However, the Washington Post story was not about the AAP mohalla clinic. Rather, it was about the sophisticated medical device called Swasthya Slate being used by the model clinic that made the instant diagnosis possible. This handheld device can perform 33 common medical tests including blood pressure, blood sugar, heart rate, blood haemoglobin, urine protein and glucose, even malaria, dengue, hepatitis, HIV, and typhoid within minutes, and instantly uploads data to a cloud-based medical-record management system that can be accessed by the patient, and was already in use in Jammu and Kashmir, while a version was being deployed in Peru.
Mohalla Clinic – Hotbed Of Rampant Corruption
By 2017, 110 Mohalla clinics were operational. However, they were anything but the experience that Mr. Wadhwa had reported on. As per a study done by the Public Policy Research Centre (PPRC), Mohalla Clinics in Delhi were mostly found to be closed, had no inpatient facility or emergency and new-born facilities that a Primary Urban Health Centre (PUHC) is supposed to have. Also, the facility was maintaining records manually. Further,
Manual OPD records have certainly raised suspicions. A Vigilance Department letter in February 2017 unearthed serious corrupt practices ongoing in the clinics. As per the Vigilance Department of Delhi, doctors were prescribing useless medications to make patient come back, since the doctors earned money from these visits. Further, false patient entries were being carried out by doctors in these clinics to earn more. One doctor living in the north-west district of the Capital had earned ₹1.8 lakh per month, which averaged to treating one patient per minute. In a written complaint to the Department, Mohalla Clinics were treating 533 patients per day in just four hours, averaging to two patients per minute. “Everyone in the health department knows this, but are doing nothing,” the Vigilance Department had noted in its letter.
Former AAP Advisor Had Questioned Need For Mohalla Clinics
Dr. Munish Raizada, who has been leading a campaign against corruption and malpractices within AAP had in fact in 2017 questioned the very need for Mohalla clinics. In a statement given in April 2017, Dr. Raizada noted that Delhi already had 30 hospitals and over 600 PUHCs, which should have been run efficiently within the same budget that was allocated to Mohalla Clinics.

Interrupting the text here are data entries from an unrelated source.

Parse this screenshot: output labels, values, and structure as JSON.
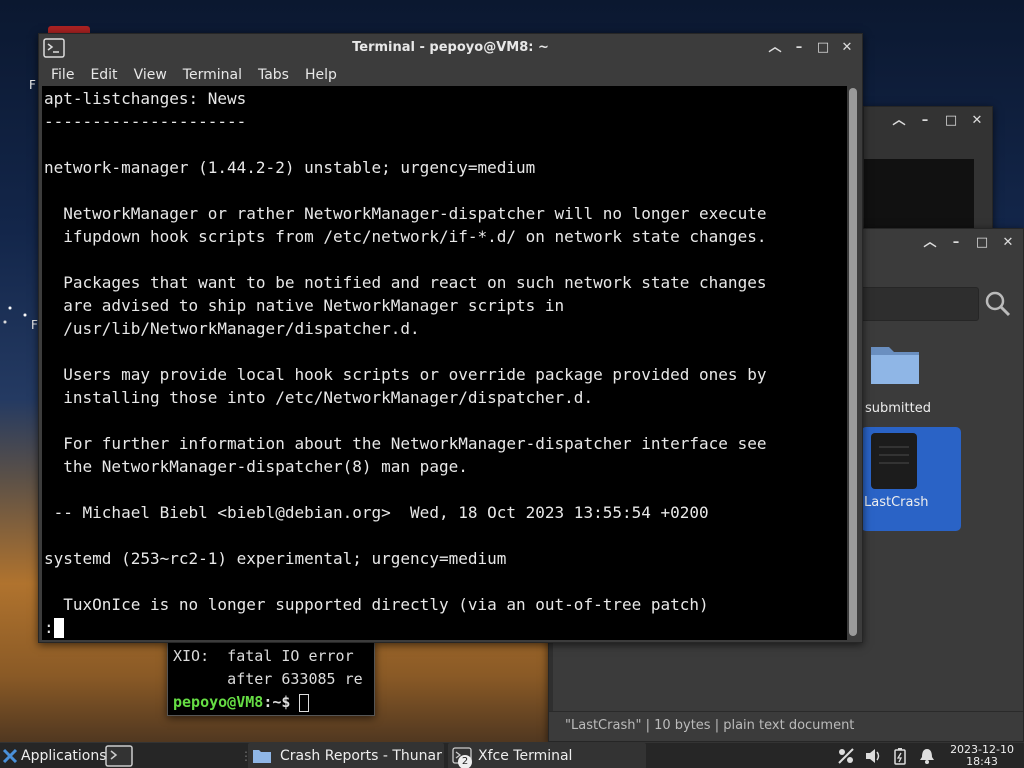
{
  "terminal": {
    "title": "Terminal - pepoyo@VM8: ~",
    "menu": [
      "File",
      "Edit",
      "View",
      "Terminal",
      "Tabs",
      "Help"
    ],
    "lines": [
      "apt-listchanges: News",
      "---------------------",
      "",
      "network-manager (1.44.2-2) unstable; urgency=medium",
      "",
      "  NetworkManager or rather NetworkManager-dispatcher will no longer execute",
      "  ifupdown hook scripts from /etc/network/if-*.d/ on network state changes.",
      "",
      "  Packages that want to be notified and react on such network state changes",
      "  are advised to ship native NetworkManager scripts in",
      "  /usr/lib/NetworkManager/dispatcher.d.",
      "",
      "  Users may provide local hook scripts or override package provided ones by",
      "  installing those into /etc/NetworkManager/dispatcher.d.",
      "",
      "  For further information about the NetworkManager-dispatcher interface see",
      "  the NetworkManager-dispatcher(8) man page.",
      "",
      " -- Michael Biebl <biebl@debian.org>  Wed, 18 Oct 2023 13:55:54 +0200",
      "",
      "systemd (253~rc2-1) experimental; urgency=medium",
      "",
      "  TuxOnIce is no longer supported directly (via an out-of-tree patch)"
    ],
    "prompt": ":"
  },
  "small_terminal": {
    "line1": "XIO:  fatal IO error",
    "line2": "      after 633085 re",
    "prompt_user": "pepoyo@VM8",
    "prompt_sep": ":~$"
  },
  "thunar": {
    "files": [
      {
        "name": "submitted",
        "icon": "folder-icon"
      },
      {
        "name": "LastCrash",
        "icon": "text-file-icon"
      }
    ],
    "status": "\"LastCrash\"  |  10 bytes  |  plain text document"
  },
  "desktop": {
    "letter1": "F",
    "letter2": "F"
  },
  "taskbar": {
    "applications_label": "Applications",
    "tasks": [
      {
        "label": "Crash Reports - Thunar",
        "icon": "folder-icon"
      },
      {
        "label": "Xfce Terminal",
        "icon": "terminal-icon",
        "badge": "2"
      }
    ],
    "clock_date": "2023-12-10",
    "clock_time": "18:43"
  },
  "colors": {
    "prompt_green": "#66dd44",
    "selection_blue": "#2a63c6"
  }
}
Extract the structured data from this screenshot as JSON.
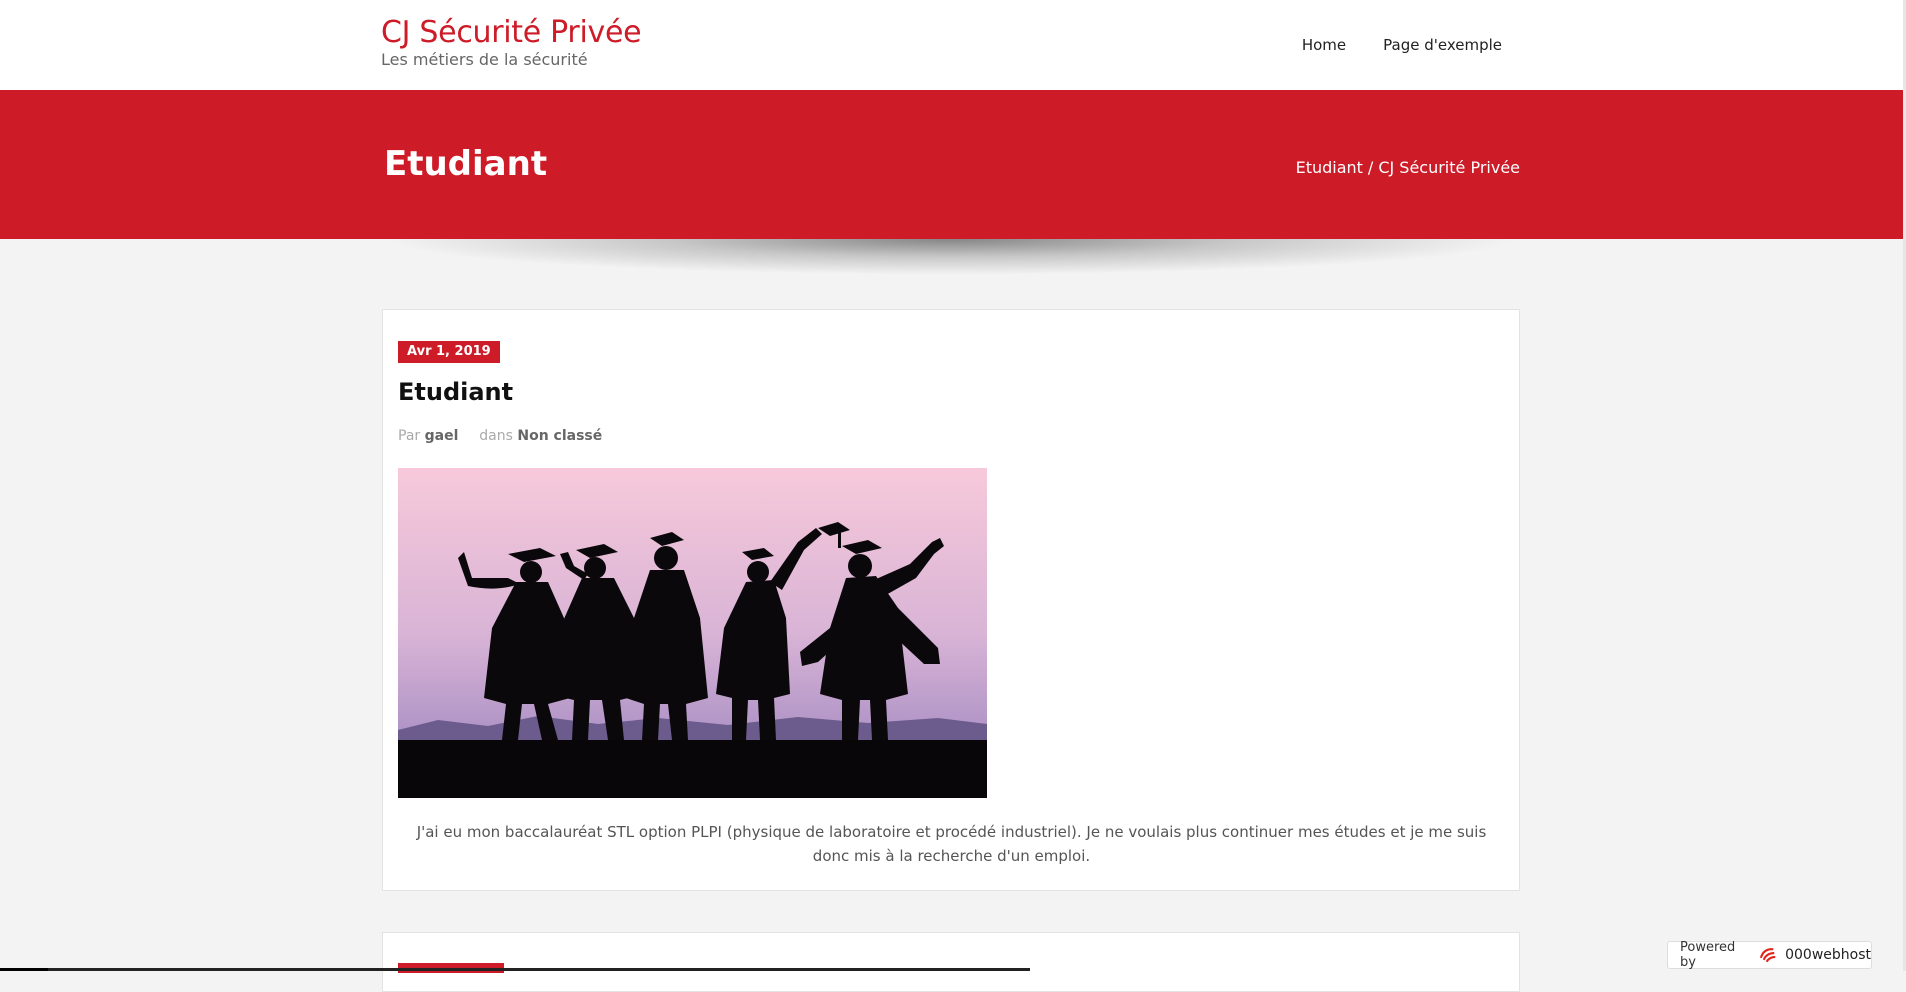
{
  "header": {
    "site_title": "CJ Sécurité Privée",
    "tagline": "Les métiers de la sécurité",
    "nav": [
      "Home",
      "Page d'exemple"
    ]
  },
  "banner": {
    "title": "Etudiant",
    "breadcrumb": [
      "Etudiant",
      "CJ Sécurité Privée"
    ],
    "separator": "/"
  },
  "post": {
    "date": "Avr 1, 2019",
    "title": "Etudiant",
    "meta_by_label": "Par",
    "author": "gael",
    "meta_in_label": "dans",
    "category": "Non classé",
    "image_alt": "Silhouettes de diplômés",
    "body": "J'ai eu mon baccalauréat STL option PLPI (physique de laboratoire et procédé industriel). Je ne voulais plus continuer mes études et je me suis donc mis à la recherche d'un emploi."
  },
  "footer": {
    "powered_label": "Powered by",
    "host_name": "000webhost"
  },
  "colors": {
    "accent": "#cd1b28",
    "background": "#f3f3f3"
  }
}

We had highlighted in an earlier report how 91 dispensaries had been closed down by 2017, and the government has focused entirely on Mohalla Clinics against the promised PUHCs. In fact, PPRC had pointed out that Mohalla Clinics are not a substitute, or match the standards of a PUHC, and were more like Health Sub- Centres in an urban set up.
Further, Delhi government has added only 390 beds in five years in all of its hospitals against a promise of 30,000 beds. A Delhi Dialogue Commission ‘performance report’ on healthcare in Delhi reveals that the Delhi government is behind schedule on adding another 3,500 beds in five new government hospitals. A report by the Expert Committee of Delhi High Court in December 2019 also found healthcare in Delhi in a poor state, with expensive medical equipment costing crores lying unutilised and over occupancy of wards among other issues. Even in the Mohalla clinics, doctors have been referring people to other facilities unlike the sophisticated technology utilization told to Mr. Wadhwa.
Arvind Kejriwal’s claims on healthcare are mostly hype and little substance, as seen time and again. The mohalla clinics for the city’s crippling healthcare are like band-aid for a cancer. The sooner the correct treatment is given, the better it shall be for Delhi.